Normally management justifies such official actions by claiming that the employee is a “difficult personality,” incompetent, inadequately trained, or has made some serious error. It is not unusual for an outspoken employee’s file to be scrutinized and old complaints or allegations pulled out – sometimes from many years earlier – and used to justify actions’.(6). Coull (2004) believes ‘many whistleblowers find that their career, physical health, and mental health all suffer’ and sometimes ‘false allegations of sexual impropriety, financial irregularities, drug abuse, or other criminal activity can be made against the whistleblower’.(7). Sadly, at times, whistleblowers are reported to police and subsequently the CPS press criminal charges despite having no clear charging criteria for whistleblowers. This is contrary to the Government pledge to provide ‘ROBUST NEW SAFEGUARDS FOR NHS WHISTLEBLOWERS’ as can be seen in the following links,
1.Price.M: Campaign on bullying needed with rise of mobbing. Hospital Dr. 29
2. Huntoon. L.R. The psychology of sham peer review. Journal of American and Surgeons. Vol 12, number 1, 2007
3.BMJ: Changing the face of whistleblowing. 2009; 338:b2090 doi: 10.1136/bmj.b2090 (Published 27 May 2009)
4.Campell.B:The persecution of NHS Whistleblowers. guardian.co.uk, Friday 11 December 2009 10.00 GMT

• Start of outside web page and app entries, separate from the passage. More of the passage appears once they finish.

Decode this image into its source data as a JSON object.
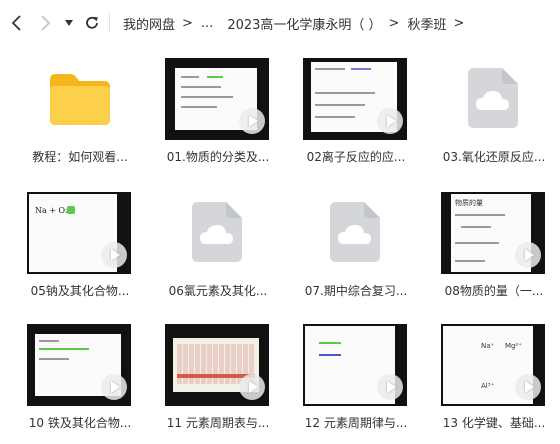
{
  "nav": {
    "back_icon": "chevron-left-icon",
    "forward_icon": "chevron-right-icon",
    "dropdown_icon": "caret-down-icon",
    "refresh_icon": "refresh-icon"
  },
  "breadcrumb": {
    "root": "我的网盘",
    "ellipsis": "...",
    "parent": "2023高一化学康永明（ ）",
    "current": "秋季班",
    "separator": ">"
  },
  "files": [
    {
      "name": "教程：如何观看...",
      "kind": "folder"
    },
    {
      "name": "01.物质的分类及...",
      "kind": "video"
    },
    {
      "name": "02离子反应的应...",
      "kind": "video"
    },
    {
      "name": "03.氧化还原反应...",
      "kind": "cloud-file"
    },
    {
      "name": "05钠及其化合物...",
      "kind": "video"
    },
    {
      "name": "06氯元素及其化...",
      "kind": "cloud-file"
    },
    {
      "name": "07.期中综合复习...",
      "kind": "cloud-file"
    },
    {
      "name": "08物质的量（一...",
      "kind": "video"
    },
    {
      "name": "10 铁及其化合物...",
      "kind": "video"
    },
    {
      "name": "11 元素周期表与...",
      "kind": "video"
    },
    {
      "name": "12 元素周期律与...",
      "kind": "video"
    },
    {
      "name": "13 化学键、基础...",
      "kind": "video"
    }
  ],
  "thumb_text": {
    "t5": "Na + O₂",
    "t8_title": "物质的量",
    "t12_a": "Na⁺",
    "t12_b": "Mg²⁺",
    "t12_c": "Al³⁺"
  },
  "colors": {
    "folder": "#f7c02e",
    "cloud_bg": "#d4d6da",
    "highlight_green": "#5cc94a"
  }
}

5.Lakhani.N: NHS is paying millions to gag whistleblowers. The Independent Sunday 1 Nov 2009
6.Martin.b & Rifkin.W: The dynamics of employee dissent: whistleblowers and organizational jiu-jitsu. http://www.bmartin.cc/pubs/04por.html
7.Coull.R:studentBMJ 2004;12:45-88 February ISSN 0966-6494